"We're not going to talk about it and we're not going to change what our routine is or how we practice.''
But Holgorsen does know it's critical to be in those rankings right from the start and will refreshingly admit it. It's simple, really. The teams that are ranked before a game has been played have a huge advantage over those who are not because they have a shorter road to travel to the top if they win and a built-in buffer zone below them if they don't.
Take West Virginia, for instance.
The Mountaineers open the season with Marshall, James Madison and Maryland. None are ranked and wins over them would not be especially impressive on a national scale. But beginning at No. 11, if they win all three they are almost certain to be a Top 10 team because someone above them will stumble.
Now, imagine West Virginia was unranked. If a 3-0 start against that schedule got them anywhere, it might be into the lower fringes of the Top 25, but certainly no more.
Conversely, a loss in there would likely drop WVU what, 10 spots? That's still in the Top 25. Lose a game as an unranked team and it might take months to make up the lost ground and respect.
It's happened before, of course. Every year it happens.
Just for kicks, look at West Virginia and Virginia Tech last season. The Hokies began the season ranked No. 13 in the coaches poll, climbed to No. 10 with a 4-0 start, got thumped by Clemson 23-3 and never fell from the rankings. Tech eventually climbed to No. 5, then was thumped by Clemson again 38-10 but made it into a BCS bowl and lost to Michigan in overtime. The Hokies finished with three losses and ranked No. 17.
West Virginia, on the other hand, began the season unranked by the coaches.

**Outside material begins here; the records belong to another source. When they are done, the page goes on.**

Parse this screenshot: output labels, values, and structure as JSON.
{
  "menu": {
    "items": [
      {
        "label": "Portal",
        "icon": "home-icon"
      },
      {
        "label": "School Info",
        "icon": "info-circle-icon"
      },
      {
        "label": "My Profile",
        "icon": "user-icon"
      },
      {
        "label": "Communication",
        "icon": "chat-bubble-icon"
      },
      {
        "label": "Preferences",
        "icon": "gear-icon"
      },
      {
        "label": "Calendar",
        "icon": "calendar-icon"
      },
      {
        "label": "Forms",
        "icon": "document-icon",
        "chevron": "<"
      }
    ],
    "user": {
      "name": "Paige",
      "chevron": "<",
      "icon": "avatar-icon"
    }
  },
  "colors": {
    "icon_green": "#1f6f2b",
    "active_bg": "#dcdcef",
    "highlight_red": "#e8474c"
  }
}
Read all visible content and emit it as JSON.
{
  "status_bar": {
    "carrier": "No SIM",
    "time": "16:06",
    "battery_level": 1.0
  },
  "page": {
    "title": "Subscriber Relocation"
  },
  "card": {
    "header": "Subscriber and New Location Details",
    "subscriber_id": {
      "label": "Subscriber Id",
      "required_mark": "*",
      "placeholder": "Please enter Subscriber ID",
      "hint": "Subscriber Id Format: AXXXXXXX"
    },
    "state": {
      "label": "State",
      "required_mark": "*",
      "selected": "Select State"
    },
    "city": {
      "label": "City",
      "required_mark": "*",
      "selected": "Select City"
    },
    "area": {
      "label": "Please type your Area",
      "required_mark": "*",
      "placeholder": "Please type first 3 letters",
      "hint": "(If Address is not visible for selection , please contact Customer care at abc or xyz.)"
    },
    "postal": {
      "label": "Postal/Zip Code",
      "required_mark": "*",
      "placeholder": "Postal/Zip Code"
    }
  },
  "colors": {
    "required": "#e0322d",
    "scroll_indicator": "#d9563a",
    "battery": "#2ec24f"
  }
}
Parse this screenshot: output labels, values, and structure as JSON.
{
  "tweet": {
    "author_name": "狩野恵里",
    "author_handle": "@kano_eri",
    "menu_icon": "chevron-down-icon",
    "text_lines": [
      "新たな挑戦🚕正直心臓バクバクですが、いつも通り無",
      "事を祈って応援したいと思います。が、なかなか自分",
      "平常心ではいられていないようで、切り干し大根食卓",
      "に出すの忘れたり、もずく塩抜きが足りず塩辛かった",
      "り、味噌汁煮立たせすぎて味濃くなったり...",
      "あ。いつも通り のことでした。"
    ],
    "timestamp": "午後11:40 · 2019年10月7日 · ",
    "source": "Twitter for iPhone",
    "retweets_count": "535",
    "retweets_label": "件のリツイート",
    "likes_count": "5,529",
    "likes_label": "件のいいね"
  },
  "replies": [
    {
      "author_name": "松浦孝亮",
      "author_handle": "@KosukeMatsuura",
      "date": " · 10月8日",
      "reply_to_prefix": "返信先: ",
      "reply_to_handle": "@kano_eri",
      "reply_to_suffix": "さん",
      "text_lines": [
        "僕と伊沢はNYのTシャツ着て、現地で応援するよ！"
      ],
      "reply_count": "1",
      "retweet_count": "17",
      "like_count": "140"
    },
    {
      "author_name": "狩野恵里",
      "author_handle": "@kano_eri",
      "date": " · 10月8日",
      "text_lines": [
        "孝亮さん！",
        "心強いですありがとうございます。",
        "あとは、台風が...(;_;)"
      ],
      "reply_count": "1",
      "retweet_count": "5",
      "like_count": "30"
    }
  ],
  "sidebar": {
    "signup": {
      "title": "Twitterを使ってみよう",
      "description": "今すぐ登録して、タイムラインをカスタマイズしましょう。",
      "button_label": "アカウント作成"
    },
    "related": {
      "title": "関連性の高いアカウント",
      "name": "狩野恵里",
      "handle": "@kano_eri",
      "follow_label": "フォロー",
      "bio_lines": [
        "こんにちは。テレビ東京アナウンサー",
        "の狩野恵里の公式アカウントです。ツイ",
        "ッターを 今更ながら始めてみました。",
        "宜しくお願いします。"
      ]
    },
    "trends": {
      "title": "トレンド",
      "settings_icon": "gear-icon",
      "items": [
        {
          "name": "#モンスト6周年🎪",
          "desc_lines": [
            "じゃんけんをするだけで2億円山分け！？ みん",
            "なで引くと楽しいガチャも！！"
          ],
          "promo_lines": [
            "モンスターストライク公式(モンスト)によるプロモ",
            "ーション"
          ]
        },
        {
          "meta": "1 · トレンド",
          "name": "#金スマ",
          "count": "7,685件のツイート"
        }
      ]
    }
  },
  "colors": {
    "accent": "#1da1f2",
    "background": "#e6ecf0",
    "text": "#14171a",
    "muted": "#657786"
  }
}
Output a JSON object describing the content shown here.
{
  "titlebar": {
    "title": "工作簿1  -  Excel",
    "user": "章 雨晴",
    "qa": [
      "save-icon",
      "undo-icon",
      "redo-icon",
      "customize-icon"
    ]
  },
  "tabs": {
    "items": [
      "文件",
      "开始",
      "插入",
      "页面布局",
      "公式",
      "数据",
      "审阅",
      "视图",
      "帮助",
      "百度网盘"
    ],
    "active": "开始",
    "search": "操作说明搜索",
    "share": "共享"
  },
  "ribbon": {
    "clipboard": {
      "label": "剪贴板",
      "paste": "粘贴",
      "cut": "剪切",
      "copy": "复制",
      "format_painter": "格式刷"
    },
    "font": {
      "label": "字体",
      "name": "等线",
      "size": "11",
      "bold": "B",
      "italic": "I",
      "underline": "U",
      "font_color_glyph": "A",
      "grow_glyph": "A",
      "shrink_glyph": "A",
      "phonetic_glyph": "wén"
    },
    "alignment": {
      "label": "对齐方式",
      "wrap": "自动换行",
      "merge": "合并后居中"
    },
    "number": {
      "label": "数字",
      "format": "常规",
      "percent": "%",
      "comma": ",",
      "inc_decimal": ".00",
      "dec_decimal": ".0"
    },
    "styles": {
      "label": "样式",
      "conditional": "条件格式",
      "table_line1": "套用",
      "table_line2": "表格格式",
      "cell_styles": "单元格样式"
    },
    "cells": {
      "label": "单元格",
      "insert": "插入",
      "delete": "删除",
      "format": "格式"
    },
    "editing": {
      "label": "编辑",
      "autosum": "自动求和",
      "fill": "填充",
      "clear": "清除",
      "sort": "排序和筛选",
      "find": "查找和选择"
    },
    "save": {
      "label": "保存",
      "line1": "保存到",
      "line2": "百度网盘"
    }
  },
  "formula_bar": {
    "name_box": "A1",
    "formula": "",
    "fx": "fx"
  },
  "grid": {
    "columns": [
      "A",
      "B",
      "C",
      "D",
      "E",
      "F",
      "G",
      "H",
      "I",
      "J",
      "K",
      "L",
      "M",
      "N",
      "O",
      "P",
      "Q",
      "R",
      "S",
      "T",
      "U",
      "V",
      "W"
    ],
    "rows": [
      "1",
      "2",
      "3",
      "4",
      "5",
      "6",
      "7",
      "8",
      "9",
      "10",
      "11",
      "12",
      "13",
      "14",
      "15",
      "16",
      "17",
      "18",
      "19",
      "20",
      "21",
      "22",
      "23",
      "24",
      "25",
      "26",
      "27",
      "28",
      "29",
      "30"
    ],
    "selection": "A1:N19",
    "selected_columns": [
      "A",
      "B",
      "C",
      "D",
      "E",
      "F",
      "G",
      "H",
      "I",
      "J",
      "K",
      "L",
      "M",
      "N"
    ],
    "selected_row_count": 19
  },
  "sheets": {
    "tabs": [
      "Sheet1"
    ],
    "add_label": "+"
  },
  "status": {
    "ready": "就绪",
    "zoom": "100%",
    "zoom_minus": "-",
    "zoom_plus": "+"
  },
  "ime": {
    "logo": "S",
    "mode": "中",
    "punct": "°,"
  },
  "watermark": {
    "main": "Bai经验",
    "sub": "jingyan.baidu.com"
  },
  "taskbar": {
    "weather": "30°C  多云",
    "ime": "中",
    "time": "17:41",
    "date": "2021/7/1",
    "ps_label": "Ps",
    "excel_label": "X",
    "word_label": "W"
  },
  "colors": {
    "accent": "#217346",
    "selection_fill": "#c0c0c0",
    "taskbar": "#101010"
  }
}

The Mountaineers did manage to climb to No. 11, even after losing to LSU, but back-to-back losses to Syracuse and Louisville dropped them out of the Top 25. They finished strong and climbed to No. 22, beat Clemson 70-33 in the Orange Bowl and finished No. 18.
So, to recap, the team that began the season solidly in the Top 25 lost three games, scored 13 points in two games against Clemson, lost its bowl game and finished No. 17. The team that was unranked at the start lost three games, as well, scored 70 against Clemson, won its bowl in unprecedented fashion and finished one spot lower.
It's easy to say, well, what do the rankings matter? But the coaches rankings do matter, as does the Harris Poll voted on by a hodgepodge of former coaches and football people in general. Those account for two-thirds of the BCS rating formula that will be extinct in two years, but in the interim still decides what teams reach the biggest bowls and the national championship game.
So those rankings do matter, even in August, because they set up everything that happens the rest of the season. Teams without a number beside their name to start face a harder climb and those with a digit attached have more of a cushion for the impending fall (and there will be a fall for 99 to even 100 percent of the teams, which won't go unbeaten).
It's a lousy system and one that soon will change, hopefully for the better. But as long as it's in place, it's nice every once in a while to hear someone admit that rankings matter.
Reach Dave Hickman at 304-348-1734 or dphickm...@aol.com or follow him at Twitter.com/dphickman1.